Shops in Iran have been banned from selling Valentine cards and gifts as the traditional lovers' day gains increasing popularity in the Islamic republic, the ILNA news agency reported on Sunday.
"In the run-up to Valentine's Day on February 14 the printing works owners' union issued a directive banning the printing and distribution of any goods promoting this day," ILNA news agency reported.
"Printing and producing any goods related to this day including posters, boxes and cards emblazoned with hearts or half-hearts, red roses and any activities promoting this day are banned," the union said in the directive.
"Outlets that violate this will be legally dealt with," it warned.
Over the past three decades Iran's conservative Islamic regime has sought to prevent the spread of Western culture among its overwhelmingly young population.
But Valentine's Day has become very popular in Iran over the past decade, with young men and women exchanging chocolate, flowers, perfume, teddy bears and other gifts on February 14.
Every year gift shops in large cities are festooned with Valentine's Day paraphernalia and restaurants in Tehran are packed with young men and women out on a date.
However, the trend has been harshly criticized by conservatives who see no room in Islamic culture for such celebrations.
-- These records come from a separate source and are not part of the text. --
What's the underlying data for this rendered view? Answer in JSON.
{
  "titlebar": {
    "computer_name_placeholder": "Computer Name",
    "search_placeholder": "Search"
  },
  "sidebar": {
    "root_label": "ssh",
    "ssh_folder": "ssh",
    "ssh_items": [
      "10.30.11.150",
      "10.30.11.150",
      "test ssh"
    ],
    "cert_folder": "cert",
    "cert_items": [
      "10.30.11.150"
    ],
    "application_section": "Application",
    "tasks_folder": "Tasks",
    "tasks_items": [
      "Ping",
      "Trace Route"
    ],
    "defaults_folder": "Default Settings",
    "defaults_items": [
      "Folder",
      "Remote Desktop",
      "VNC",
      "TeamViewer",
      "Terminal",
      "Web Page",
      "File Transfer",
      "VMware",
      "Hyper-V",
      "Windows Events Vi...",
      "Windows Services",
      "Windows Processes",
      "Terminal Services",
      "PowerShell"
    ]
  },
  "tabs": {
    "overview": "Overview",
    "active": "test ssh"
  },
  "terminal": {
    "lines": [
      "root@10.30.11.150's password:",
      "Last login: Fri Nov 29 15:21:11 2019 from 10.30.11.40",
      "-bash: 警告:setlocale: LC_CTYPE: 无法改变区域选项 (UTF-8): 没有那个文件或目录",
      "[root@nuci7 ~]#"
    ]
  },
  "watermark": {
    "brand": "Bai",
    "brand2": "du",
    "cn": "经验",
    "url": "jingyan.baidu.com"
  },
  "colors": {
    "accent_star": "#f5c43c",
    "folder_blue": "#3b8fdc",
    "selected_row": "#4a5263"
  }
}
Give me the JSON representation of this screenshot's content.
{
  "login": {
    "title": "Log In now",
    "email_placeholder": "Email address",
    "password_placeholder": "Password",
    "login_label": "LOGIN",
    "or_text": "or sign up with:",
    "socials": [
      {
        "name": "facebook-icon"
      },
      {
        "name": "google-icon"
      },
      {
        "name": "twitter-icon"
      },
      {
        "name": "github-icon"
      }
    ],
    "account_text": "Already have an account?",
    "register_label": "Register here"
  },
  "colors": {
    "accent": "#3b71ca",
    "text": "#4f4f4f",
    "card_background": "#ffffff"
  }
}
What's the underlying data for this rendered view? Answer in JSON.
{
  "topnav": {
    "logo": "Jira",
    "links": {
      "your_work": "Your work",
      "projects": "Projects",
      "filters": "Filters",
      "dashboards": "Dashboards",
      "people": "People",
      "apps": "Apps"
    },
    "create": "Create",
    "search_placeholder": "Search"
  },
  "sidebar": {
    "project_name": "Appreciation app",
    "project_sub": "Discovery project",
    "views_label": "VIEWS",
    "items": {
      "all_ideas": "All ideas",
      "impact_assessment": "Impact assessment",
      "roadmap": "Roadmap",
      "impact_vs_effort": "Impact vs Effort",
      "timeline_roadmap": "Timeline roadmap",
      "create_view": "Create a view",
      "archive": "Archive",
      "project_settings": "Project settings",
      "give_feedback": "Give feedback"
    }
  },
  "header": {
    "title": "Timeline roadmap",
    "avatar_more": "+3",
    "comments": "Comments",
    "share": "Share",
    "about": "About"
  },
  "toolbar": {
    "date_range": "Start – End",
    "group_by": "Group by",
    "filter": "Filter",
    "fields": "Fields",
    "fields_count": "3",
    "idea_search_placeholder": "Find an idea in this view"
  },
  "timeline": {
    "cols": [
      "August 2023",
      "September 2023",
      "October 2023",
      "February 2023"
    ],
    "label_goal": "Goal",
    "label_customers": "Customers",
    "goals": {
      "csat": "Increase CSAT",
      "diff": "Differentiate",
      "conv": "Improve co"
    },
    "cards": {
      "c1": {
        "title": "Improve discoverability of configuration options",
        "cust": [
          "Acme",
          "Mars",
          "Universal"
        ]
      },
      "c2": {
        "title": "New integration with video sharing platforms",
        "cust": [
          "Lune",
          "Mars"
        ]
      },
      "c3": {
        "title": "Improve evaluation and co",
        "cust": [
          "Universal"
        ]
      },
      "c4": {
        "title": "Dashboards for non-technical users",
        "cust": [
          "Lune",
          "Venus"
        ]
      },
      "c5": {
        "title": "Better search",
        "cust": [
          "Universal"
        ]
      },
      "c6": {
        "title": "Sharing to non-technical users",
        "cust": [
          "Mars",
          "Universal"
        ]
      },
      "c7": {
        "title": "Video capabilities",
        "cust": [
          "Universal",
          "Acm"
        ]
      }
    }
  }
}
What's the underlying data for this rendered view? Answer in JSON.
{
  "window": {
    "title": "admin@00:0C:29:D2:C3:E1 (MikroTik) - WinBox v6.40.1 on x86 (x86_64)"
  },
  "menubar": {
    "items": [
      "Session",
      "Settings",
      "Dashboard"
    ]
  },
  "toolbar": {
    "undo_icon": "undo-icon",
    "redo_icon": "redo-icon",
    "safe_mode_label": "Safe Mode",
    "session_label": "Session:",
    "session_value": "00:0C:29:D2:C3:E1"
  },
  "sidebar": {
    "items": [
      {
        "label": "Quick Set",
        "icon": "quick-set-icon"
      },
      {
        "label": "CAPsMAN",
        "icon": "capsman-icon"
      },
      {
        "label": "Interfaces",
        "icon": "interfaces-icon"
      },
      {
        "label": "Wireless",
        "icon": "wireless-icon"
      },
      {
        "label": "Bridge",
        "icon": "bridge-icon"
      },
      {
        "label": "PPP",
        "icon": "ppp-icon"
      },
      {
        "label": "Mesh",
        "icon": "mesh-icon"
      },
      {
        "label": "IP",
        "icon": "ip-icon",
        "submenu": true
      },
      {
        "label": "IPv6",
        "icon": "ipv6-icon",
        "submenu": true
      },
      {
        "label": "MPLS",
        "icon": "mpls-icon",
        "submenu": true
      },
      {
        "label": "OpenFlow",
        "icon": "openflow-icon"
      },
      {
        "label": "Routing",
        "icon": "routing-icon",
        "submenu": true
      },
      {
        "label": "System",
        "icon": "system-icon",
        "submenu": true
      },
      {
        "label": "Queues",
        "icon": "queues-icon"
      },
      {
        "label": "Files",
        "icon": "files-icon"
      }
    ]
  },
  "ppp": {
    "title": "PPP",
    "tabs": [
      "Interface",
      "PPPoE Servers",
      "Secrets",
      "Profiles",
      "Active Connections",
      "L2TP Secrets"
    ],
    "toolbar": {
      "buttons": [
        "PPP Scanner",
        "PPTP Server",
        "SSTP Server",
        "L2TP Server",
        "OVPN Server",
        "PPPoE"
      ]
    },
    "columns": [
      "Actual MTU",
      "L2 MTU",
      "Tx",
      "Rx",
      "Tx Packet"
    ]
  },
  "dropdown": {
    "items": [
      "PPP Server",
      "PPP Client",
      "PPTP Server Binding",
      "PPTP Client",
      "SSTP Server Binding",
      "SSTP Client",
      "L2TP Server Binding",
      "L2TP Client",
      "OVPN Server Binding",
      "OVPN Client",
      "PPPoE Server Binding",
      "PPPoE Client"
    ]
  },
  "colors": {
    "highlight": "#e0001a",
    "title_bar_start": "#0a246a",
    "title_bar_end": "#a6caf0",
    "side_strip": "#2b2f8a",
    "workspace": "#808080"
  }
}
Some nationalist Iranians have also suggested replacing Valentine's Day with Mehregan -- a pre-Islamic but obsolete festival in early October -- marking the autumn equinox and honoring the ancient Persian angel of love, Mithra.